*What you will do*
Every record here must be copied exactly, except for the images it holds.

Data about app and page elements
+--

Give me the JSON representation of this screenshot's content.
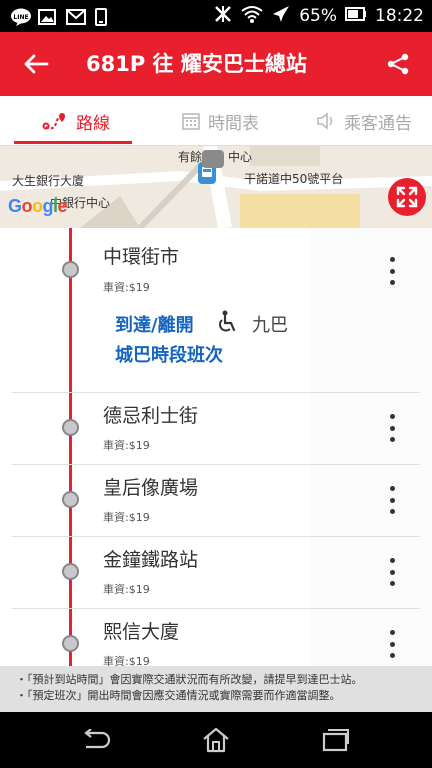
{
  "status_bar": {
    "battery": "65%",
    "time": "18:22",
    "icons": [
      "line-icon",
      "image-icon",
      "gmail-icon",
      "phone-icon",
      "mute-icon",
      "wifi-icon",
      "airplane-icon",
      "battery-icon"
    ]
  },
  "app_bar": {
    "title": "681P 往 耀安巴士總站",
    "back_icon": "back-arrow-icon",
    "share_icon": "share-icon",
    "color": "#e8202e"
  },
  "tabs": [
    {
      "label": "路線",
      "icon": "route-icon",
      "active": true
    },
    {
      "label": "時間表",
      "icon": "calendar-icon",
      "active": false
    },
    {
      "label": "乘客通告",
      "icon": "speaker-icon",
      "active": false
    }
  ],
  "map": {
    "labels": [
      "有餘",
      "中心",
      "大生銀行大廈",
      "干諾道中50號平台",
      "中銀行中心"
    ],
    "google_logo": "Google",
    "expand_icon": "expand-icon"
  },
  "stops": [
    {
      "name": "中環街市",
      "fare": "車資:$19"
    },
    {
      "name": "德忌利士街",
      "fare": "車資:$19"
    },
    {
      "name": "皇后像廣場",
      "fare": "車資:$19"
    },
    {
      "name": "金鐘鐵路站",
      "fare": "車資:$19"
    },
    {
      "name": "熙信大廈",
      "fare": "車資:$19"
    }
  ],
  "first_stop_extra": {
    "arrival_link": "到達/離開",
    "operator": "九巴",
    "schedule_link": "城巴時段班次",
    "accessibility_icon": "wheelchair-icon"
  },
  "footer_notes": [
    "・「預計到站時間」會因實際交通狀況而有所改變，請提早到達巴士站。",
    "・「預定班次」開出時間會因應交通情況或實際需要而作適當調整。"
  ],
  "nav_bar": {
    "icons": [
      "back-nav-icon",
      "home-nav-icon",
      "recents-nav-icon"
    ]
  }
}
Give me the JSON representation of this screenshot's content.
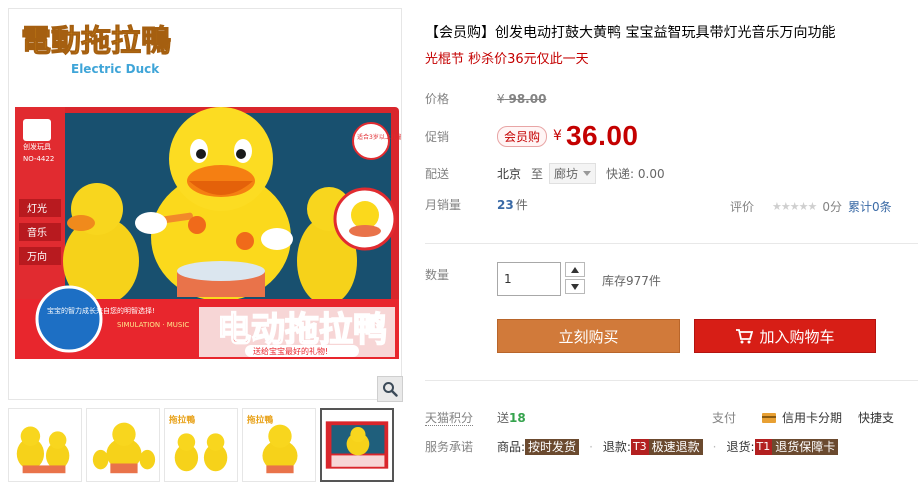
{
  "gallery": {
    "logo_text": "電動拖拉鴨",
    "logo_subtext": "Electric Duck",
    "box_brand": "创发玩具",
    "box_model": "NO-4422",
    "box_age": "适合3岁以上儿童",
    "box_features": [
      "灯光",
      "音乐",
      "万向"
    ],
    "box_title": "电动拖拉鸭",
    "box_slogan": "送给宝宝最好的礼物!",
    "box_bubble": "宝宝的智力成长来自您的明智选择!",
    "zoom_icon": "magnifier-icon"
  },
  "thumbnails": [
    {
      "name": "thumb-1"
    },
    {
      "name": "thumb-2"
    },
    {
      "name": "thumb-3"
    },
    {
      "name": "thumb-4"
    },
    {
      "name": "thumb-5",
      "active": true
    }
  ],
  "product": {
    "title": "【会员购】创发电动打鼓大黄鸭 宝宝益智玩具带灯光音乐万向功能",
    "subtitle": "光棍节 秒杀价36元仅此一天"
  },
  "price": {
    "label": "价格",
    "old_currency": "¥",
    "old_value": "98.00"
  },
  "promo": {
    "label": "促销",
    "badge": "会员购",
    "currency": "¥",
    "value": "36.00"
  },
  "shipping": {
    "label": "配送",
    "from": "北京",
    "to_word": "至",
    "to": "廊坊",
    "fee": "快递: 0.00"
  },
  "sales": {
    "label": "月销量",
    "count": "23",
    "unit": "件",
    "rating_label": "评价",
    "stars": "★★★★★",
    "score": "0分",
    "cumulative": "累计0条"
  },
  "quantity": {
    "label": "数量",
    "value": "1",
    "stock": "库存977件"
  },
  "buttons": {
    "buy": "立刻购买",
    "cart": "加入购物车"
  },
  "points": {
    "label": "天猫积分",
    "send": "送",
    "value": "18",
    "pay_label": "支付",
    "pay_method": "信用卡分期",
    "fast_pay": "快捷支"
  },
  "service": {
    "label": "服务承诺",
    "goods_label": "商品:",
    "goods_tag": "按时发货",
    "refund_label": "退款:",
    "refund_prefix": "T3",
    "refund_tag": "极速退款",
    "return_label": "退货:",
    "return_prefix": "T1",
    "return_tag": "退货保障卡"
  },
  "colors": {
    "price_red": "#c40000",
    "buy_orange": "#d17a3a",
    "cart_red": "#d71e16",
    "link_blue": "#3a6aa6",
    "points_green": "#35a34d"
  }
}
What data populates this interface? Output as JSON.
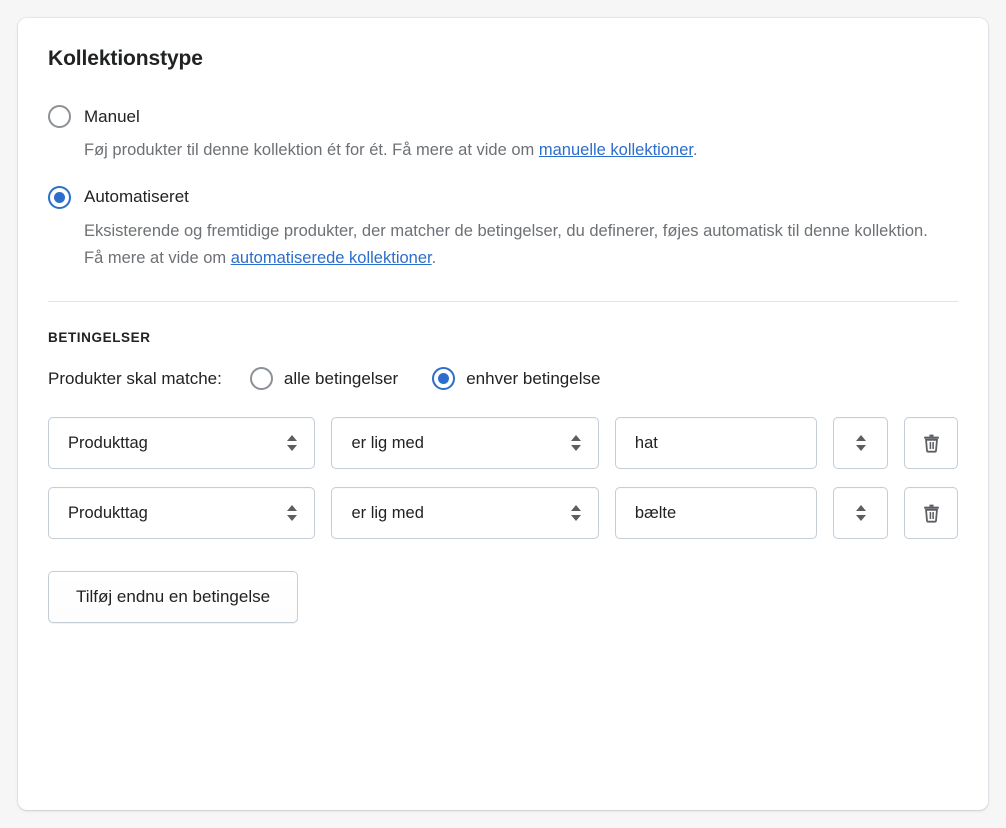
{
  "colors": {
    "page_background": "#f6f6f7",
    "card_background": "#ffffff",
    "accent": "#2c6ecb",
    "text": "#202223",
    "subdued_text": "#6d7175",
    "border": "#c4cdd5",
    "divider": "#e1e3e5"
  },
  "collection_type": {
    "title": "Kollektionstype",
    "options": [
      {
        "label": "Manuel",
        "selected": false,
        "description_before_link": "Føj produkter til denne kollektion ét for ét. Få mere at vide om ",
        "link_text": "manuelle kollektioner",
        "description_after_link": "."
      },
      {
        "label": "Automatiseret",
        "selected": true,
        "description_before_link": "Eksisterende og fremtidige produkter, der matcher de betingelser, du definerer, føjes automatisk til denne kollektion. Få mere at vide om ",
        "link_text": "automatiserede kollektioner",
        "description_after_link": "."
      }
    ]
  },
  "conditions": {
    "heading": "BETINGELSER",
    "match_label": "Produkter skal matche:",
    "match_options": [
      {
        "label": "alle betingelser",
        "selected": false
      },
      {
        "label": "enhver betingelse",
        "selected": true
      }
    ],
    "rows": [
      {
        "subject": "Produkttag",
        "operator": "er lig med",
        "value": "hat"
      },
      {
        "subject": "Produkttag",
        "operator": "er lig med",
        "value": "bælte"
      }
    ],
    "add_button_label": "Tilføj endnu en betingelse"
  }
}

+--

*Answer to this task*
Give me the JSON representation of this screenshot's content.
{
  "status_bar": {
    "battery": "65%",
    "time": "18:22",
    "icons": [
      "line-icon",
      "image-icon",
      "gmail-icon",
      "phone-icon",
      "mute-icon",
      "wifi-icon",
      "airplane-icon",
      "battery-icon"
    ]
  },
  "app_bar": {
    "title": "681P 往 耀安巴士總站",
    "back_icon": "back-arrow-icon",
    "share_icon": "share-icon",
    "color": "#e8202e"
  },
  "tabs": [
    {
      "label": "路線",
      "icon": "route-icon",
      "active": true
    },
    {
      "label": "時間表",
      "icon": "calendar-icon",
      "active": false
    },
    {
      "label": "乘客通告",
      "icon": "speaker-icon",
      "active": false
    }
  ],
  "map": {
    "labels": [
      "有餘",
      "中心",
      "大生銀行大廈",
      "干諾道中50號平台",
      "中銀行中心"
    ],
    "google_logo": "Google",
    "expand_icon": "expand-icon"
  },
  "stops": [
    {
      "name": "中環街市",
      "fare": "車資:$19"
    },
    {
      "name": "德忌利士街",
      "fare": "車資:$19"
    },
    {
      "name": "皇后像廣場",
      "fare": "車資:$19"
    },
    {
      "name": "金鐘鐵路站",
      "fare": "車資:$19"
    },
    {
      "name": "熙信大廈",
      "fare": "車資:$19"
    }
  ],
  "first_stop_extra": {
    "arrival_link": "到達/離開",
    "operator": "九巴",
    "schedule_link": "城巴時段班次",
    "accessibility_icon": "wheelchair-icon"
  },
  "footer_notes": [
    "・「預計到站時間」會因實際交通狀況而有所改變，請提早到達巴士站。",
    "・「預定班次」開出時間會因應交通情況或實際需要而作適當調整。"
  ],
  "nav_bar": {
    "icons": [
      "back-nav-icon",
      "home-nav-icon",
      "recents-nav-icon"
    ]
  }
}
Give me the JSON representation of this screenshot's content.
{
  "gallery": {
    "logo_text": "電動拖拉鴨",
    "logo_subtext": "Electric Duck",
    "box_brand": "创发玩具",
    "box_model": "NO-4422",
    "box_age": "适合3岁以上儿童",
    "box_features": [
      "灯光",
      "音乐",
      "万向"
    ],
    "box_title": "电动拖拉鸭",
    "box_slogan": "送给宝宝最好的礼物!",
    "box_bubble": "宝宝的智力成长来自您的明智选择!",
    "zoom_icon": "magnifier-icon"
  },
  "thumbnails": [
    {
      "name": "thumb-1"
    },
    {
      "name": "thumb-2"
    },
    {
      "name": "thumb-3"
    },
    {
      "name": "thumb-4"
    },
    {
      "name": "thumb-5",
      "active": true
    }
  ],
  "product": {
    "title": "【会员购】创发电动打鼓大黄鸭 宝宝益智玩具带灯光音乐万向功能",
    "subtitle": "光棍节 秒杀价36元仅此一天"
  },
  "price": {
    "label": "价格",
    "old_currency": "¥",
    "old_value": "98.00"
  },
  "promo": {
    "label": "促销",
    "badge": "会员购",
    "currency": "¥",
    "value": "36.00"
  },
  "shipping": {
    "label": "配送",
    "from": "北京",
    "to_word": "至",
    "to": "廊坊",
    "fee": "快递: 0.00"
  },
  "sales": {
    "label": "月销量",
    "count": "23",
    "unit": "件",
    "rating_label": "评价",
    "stars": "★★★★★",
    "score": "0分",
    "cumulative": "累计0条"
  },
  "quantity": {
    "label": "数量",
    "value": "1",
    "stock": "库存977件"
  },
  "buttons": {
    "buy": "立刻购买",
    "cart": "加入购物车"
  },
  "points": {
    "label": "天猫积分",
    "send": "送",
    "value": "18",
    "pay_label": "支付",
    "pay_method": "信用卡分期",
    "fast_pay": "快捷支"
  },
  "service": {
    "label": "服务承诺",
    "goods_label": "商品:",
    "goods_tag": "按时发货",
    "refund_label": "退款:",
    "refund_prefix": "T3",
    "refund_tag": "极速退款",
    "return_label": "退货:",
    "return_prefix": "T1",
    "return_tag": "退货保障卡"
  },
  "colors": {
    "price_red": "#c40000",
    "buy_orange": "#d17a3a",
    "cart_red": "#d71e16",
    "link_blue": "#3a6aa6",
    "points_green": "#35a34d"
  }
}
What data populates this interface? Output as JSON.
{
  "colors": {
    "page_background": "#f6f6f7",
    "card_background": "#ffffff",
    "accent": "#2c6ecb",
    "text": "#202223",
    "subdued_text": "#6d7175",
    "border": "#c4cdd5",
    "divider": "#e1e3e5"
  },
  "collection_type": {
    "title": "Kollektionstype",
    "options": [
      {
        "label": "Manuel",
        "selected": false,
        "description_before_link": "Føj produkter til denne kollektion ét for ét. Få mere at vide om ",
        "link_text": "manuelle kollektioner",
        "description_after_link": "."
      },
      {
        "label": "Automatiseret",
        "selected": true,
        "description_before_link": "Eksisterende og fremtidige produkter, der matcher de betingelser, du definerer, føjes automatisk til denne kollektion. Få mere at vide om ",
        "link_text": "automatiserede kollektioner",
        "description_after_link": "."
      }
    ]
  },
  "conditions": {
    "heading": "BETINGELSER",
    "match_label": "Produkter skal matche:",
    "match_options": [
      {
        "label": "alle betingelser",
        "selected": false
      },
      {
        "label": "enhver betingelse",
        "selected": true
      }
    ],
    "rows": [
      {
        "subject": "Produkttag",
        "operator": "er lig med",
        "value": "hat"
      },
      {
        "subject": "Produkttag",
        "operator": "er lig med",
        "value": "bælte"
      }
    ],
    "add_button_label": "Tilføj endnu en betingelse"
  }
}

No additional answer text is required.